Many organizations adopt a set of criteria to assess potential tactics. The Midwest Academy (http://www.midwestacademy.com) have developed a checklist for tactics to make sure that each tactic makes sense given your strategy.
- Can you really do it? Do you have the needed people, time and resources?
- Is it focused on either the primary or secondary target?
- Does it put real power behind a specific demand?
- Does it meet you organisational goals as well as you issue goals?
- Is it outside the experience of the target?
- Is it within the experience of your own members and are they comfortable with it?
- Do you have enough leaders experienced enough to do it?
- Will people enjoy participating in it?
- Will it play positively in the media?
- Brainstorm criteria to analyse or assess potential tactics;
- Tactics analysis;
- use the Beginning-Middle-End exercise to develop a sequence for your tactics;
- Movement Action Plan roles and stages analysis
- Tactics relay
Evaluation and success indicators
What will success look like and how will you know when it’s happening? Be sure not to emphasise the outputs that are easiest to count, focus instead on the outcomes that really matter to your objectives. Success indicators need to be directly linked to your objectives and might include:
- Outputs: What quantitative results will be brought about by your activities. What will be the results?
- Outcomes: What changes will be brought about?
- Impact: What will be longer-term results or changes?
- Indicators: How will you know you have achieved your objectives? What are the changes that you will be able to observe?
- Means of verification: How can you prove these changes have occurred?
- Details of how and when the campaign plan will be revised.

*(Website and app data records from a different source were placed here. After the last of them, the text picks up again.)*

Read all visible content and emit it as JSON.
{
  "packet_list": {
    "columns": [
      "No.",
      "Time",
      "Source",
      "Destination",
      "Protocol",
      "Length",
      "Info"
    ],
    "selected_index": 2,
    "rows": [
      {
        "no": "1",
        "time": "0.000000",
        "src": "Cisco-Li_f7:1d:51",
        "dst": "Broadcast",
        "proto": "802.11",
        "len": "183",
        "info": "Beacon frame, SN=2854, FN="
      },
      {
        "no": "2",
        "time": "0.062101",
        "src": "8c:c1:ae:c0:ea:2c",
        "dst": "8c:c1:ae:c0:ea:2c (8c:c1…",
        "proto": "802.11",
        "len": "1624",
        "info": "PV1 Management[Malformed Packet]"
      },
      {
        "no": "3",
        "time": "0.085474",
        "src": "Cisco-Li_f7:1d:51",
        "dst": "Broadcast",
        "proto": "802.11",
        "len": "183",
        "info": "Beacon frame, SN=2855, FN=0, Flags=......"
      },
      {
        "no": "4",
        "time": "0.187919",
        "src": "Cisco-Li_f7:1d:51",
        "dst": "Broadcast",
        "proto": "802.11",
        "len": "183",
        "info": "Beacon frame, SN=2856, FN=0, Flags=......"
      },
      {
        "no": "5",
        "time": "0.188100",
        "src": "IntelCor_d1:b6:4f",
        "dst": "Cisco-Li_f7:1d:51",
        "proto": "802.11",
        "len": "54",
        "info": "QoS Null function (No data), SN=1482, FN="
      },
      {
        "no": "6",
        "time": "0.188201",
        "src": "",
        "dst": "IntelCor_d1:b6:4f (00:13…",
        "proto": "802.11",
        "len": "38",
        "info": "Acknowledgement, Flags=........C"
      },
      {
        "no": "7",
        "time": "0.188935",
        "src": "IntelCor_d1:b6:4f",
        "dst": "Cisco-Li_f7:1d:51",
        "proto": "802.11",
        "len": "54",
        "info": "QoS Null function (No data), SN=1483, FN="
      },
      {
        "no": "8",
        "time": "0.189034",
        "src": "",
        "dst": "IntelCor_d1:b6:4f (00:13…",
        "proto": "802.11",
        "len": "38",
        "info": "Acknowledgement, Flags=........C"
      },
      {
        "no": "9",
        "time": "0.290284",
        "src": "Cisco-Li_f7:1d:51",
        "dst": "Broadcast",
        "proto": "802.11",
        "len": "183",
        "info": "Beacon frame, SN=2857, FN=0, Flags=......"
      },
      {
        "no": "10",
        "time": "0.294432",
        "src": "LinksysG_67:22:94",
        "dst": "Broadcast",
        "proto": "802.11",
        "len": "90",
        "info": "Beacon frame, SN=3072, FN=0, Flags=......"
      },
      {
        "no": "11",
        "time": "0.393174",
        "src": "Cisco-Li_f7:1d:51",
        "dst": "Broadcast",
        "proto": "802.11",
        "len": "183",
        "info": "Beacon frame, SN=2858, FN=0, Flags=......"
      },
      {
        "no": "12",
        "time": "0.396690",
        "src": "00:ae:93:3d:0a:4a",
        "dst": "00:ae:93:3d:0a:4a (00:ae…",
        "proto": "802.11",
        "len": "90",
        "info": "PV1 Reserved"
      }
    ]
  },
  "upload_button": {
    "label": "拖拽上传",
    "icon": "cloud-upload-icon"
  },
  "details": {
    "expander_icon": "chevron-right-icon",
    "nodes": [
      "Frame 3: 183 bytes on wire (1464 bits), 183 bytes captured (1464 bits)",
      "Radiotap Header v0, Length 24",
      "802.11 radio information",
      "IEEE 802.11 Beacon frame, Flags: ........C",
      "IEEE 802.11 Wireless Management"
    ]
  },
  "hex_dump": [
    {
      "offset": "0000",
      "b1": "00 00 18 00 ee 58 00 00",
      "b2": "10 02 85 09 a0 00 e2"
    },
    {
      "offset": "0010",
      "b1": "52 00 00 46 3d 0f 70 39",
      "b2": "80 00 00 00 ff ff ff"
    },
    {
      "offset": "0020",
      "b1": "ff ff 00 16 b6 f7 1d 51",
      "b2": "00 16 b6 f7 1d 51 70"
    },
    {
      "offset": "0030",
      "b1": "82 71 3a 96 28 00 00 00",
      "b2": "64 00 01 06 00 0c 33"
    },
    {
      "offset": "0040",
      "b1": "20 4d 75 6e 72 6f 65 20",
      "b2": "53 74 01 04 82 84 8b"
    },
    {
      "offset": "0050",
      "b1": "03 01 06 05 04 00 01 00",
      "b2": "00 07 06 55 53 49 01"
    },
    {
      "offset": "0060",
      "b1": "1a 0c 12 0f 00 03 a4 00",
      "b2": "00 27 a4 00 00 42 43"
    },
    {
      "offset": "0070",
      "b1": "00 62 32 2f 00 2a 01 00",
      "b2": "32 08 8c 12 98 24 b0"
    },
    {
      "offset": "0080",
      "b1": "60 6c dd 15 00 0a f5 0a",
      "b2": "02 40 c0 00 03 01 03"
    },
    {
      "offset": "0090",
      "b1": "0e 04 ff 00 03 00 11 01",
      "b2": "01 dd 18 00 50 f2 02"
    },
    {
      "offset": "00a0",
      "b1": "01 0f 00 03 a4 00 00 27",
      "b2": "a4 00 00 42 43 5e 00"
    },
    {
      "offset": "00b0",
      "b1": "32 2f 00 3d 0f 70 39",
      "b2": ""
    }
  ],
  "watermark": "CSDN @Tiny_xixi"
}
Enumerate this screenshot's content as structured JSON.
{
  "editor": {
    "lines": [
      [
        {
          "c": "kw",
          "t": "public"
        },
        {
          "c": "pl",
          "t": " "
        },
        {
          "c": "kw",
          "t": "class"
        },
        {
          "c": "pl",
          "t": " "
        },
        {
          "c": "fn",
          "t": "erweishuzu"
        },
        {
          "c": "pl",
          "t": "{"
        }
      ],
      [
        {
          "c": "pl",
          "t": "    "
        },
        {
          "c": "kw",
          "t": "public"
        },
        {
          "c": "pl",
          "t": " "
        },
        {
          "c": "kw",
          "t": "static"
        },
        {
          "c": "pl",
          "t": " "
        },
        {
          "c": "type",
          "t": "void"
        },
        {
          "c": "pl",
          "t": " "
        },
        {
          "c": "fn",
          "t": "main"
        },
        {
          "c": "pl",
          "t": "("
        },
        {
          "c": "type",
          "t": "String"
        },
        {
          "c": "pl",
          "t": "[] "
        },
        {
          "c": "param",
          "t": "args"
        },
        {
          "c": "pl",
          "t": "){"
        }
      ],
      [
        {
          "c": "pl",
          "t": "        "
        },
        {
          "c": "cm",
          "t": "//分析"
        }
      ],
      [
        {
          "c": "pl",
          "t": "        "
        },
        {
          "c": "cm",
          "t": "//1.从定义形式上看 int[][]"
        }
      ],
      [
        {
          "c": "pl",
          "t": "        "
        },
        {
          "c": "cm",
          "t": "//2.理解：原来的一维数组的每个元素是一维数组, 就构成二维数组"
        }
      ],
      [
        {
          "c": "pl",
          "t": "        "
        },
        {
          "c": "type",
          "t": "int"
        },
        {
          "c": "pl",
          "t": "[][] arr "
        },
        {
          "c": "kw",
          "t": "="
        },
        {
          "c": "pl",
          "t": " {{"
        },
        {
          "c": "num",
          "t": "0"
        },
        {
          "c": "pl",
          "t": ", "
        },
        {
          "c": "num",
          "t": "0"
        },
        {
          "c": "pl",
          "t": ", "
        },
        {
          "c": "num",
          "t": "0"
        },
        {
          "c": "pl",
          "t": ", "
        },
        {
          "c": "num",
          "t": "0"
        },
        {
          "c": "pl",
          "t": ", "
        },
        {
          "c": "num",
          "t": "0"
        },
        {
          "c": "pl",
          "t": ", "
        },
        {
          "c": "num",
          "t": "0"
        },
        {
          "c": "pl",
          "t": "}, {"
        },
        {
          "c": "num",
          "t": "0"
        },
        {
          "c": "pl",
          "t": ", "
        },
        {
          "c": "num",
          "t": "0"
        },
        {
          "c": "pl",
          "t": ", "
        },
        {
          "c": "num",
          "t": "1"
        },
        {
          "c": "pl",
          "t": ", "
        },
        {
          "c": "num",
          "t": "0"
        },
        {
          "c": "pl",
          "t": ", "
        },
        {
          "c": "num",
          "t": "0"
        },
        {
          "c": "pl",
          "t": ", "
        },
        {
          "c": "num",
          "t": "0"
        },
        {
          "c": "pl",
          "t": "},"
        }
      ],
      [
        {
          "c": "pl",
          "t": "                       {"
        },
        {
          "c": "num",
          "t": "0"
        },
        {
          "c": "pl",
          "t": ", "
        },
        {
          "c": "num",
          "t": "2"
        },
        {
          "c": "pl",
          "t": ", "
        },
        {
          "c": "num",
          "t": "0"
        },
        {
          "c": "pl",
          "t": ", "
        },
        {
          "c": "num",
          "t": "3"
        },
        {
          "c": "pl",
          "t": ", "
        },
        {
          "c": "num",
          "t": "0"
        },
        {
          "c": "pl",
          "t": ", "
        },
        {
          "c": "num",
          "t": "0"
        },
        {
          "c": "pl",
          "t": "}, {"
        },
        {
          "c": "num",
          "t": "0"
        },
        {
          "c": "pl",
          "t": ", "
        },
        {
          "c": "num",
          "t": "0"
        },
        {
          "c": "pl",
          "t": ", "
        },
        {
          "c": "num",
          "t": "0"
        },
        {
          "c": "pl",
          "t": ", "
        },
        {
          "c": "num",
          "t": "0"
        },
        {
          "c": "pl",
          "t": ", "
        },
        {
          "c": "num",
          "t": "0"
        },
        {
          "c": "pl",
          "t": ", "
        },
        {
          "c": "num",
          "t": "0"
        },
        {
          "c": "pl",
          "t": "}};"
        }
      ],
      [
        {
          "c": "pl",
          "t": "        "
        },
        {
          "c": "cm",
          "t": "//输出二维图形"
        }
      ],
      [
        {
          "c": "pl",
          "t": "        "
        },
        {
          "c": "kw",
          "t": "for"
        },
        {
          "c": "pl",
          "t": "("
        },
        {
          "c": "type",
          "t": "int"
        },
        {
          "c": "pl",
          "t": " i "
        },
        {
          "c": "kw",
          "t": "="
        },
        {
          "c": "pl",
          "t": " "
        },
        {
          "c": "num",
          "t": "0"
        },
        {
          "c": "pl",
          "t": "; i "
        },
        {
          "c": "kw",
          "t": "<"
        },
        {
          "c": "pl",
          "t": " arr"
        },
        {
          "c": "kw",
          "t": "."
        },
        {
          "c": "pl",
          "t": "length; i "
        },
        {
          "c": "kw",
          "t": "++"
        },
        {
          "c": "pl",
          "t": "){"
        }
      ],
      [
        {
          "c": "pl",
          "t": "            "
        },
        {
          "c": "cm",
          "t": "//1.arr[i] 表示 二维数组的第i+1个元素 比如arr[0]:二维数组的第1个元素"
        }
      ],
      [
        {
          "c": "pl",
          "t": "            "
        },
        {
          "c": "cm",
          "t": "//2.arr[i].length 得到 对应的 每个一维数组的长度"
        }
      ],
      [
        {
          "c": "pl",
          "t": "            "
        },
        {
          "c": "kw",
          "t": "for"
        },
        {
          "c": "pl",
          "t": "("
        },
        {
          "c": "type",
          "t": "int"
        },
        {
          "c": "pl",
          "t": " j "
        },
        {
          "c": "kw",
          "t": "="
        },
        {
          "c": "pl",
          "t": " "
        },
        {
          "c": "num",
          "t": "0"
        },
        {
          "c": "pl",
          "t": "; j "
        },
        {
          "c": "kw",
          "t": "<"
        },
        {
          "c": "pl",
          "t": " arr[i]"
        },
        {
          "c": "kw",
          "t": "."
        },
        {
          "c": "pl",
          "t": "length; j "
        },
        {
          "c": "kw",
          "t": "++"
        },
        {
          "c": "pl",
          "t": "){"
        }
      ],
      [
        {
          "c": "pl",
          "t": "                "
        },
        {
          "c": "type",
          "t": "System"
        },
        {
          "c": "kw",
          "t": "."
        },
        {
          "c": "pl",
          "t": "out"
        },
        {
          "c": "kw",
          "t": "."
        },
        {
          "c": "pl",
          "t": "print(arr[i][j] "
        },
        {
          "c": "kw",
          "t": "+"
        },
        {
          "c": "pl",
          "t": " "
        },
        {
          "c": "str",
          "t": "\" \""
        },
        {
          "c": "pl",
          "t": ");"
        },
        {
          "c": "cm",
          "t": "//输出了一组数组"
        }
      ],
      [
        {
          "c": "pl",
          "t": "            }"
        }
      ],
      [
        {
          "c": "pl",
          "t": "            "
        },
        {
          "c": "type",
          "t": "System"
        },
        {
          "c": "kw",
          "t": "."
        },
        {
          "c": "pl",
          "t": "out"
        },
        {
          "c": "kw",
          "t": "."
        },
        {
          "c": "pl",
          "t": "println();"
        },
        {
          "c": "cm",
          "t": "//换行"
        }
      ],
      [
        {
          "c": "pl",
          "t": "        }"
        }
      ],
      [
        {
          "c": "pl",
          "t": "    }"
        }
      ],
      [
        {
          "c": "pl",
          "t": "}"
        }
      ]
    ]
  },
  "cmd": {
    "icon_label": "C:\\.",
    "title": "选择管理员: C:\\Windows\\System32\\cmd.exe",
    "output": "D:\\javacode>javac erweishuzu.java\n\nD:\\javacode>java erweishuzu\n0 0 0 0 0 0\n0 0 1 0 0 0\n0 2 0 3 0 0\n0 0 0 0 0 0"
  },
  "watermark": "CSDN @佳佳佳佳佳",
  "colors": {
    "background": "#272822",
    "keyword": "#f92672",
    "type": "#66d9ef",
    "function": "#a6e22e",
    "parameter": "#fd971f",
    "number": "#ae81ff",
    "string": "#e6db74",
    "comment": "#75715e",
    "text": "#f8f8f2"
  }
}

- Identify who will be responsible for gathering the data for monitoring success indicators, how they will do it and how regularly reports will be completed.
Download a printer friendly PDF from the box below.